Is it the culture, the music, the quaintness, the far flung western isle sort of thing, the heavy Arran-knit sweaters or is it more likely that 17 March falls conveniently halfway through the period known as Lent, when Christians “voluntarily” beginning a period of penance by refraining from something or other. In my childhood, it was giving up sugar or chocolate (later it was cigs and the pints) until the breakout on Easter Sunday with chocolate rabbits and eggs, However, on St Paddy’s Day, the traditional Lenten restrictions on eating and drinking alcohol were lifted for the day, which probably has done more to encourage and promote the Saint Patrick’s Day tradition of alcohol consumption in terms of Messrs Guinness & Jameson than any other thing.

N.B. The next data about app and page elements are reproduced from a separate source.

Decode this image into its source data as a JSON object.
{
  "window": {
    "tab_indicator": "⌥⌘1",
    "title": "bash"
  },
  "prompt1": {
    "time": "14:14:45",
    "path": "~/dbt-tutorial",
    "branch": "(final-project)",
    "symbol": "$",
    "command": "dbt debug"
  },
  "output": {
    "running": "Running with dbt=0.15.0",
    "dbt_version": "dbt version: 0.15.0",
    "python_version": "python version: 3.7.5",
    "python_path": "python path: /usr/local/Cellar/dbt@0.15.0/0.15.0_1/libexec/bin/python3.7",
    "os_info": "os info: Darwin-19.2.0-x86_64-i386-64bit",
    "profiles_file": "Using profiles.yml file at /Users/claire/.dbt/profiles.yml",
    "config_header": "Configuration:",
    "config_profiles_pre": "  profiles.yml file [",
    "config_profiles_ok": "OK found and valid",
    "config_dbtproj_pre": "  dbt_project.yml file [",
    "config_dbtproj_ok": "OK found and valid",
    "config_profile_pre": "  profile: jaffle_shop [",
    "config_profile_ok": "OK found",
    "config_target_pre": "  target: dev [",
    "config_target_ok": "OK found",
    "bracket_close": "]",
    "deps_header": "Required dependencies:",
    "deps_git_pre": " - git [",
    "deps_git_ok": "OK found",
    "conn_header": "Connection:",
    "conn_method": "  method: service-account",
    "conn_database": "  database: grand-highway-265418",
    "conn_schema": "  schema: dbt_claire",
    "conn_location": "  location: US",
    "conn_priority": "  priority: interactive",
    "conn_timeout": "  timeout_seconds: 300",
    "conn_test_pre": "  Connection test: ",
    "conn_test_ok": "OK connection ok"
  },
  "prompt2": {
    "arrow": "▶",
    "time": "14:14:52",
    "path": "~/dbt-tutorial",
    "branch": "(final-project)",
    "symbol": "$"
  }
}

Maybe that’s why the Irish are kissed? Because we found a way to have a bit of a knees-up in the middle of a drab penitential period.
I’ll definitely make an effort (not much required, actually, if the truth be known) to drink a Guinness on Paddy’s Day- either draught in some non-local pub or drink the elegant long cans sedately in my own garden. I’ll probably have a whiskey too, a Jameson, for old time’s sake, I’ll tell myself. I’ll pin up the green plastic mini top hats so thanks Paint Saddy, or Naomh Pádraig, as I knew him when I was a kid.
Here are a few misconceptions about Ireland’s Patron Saint?
He never drove the snakes out of Ireland, as there were never snakes in the island. He is responsible for starting this idea of the ‘island of saints and scholars”. Possible an accomplished womaniser and not too adverse to accepting a back-hander from local chieftains apparently, as, at his trial, he was accused of both. He certainly raised the ire of the British heretical bishops following the Pelagian branch of Christianity at the time while he reviled slavery and its widespread practice.
I don’t think he ever left the “blessèd isle” from when he arrived in his second coming, as it were, in 432 until his death in Four Sixty something A.D. I’ve always admired perseverance, dedication and effort and I’d have to give the Saint full marks there.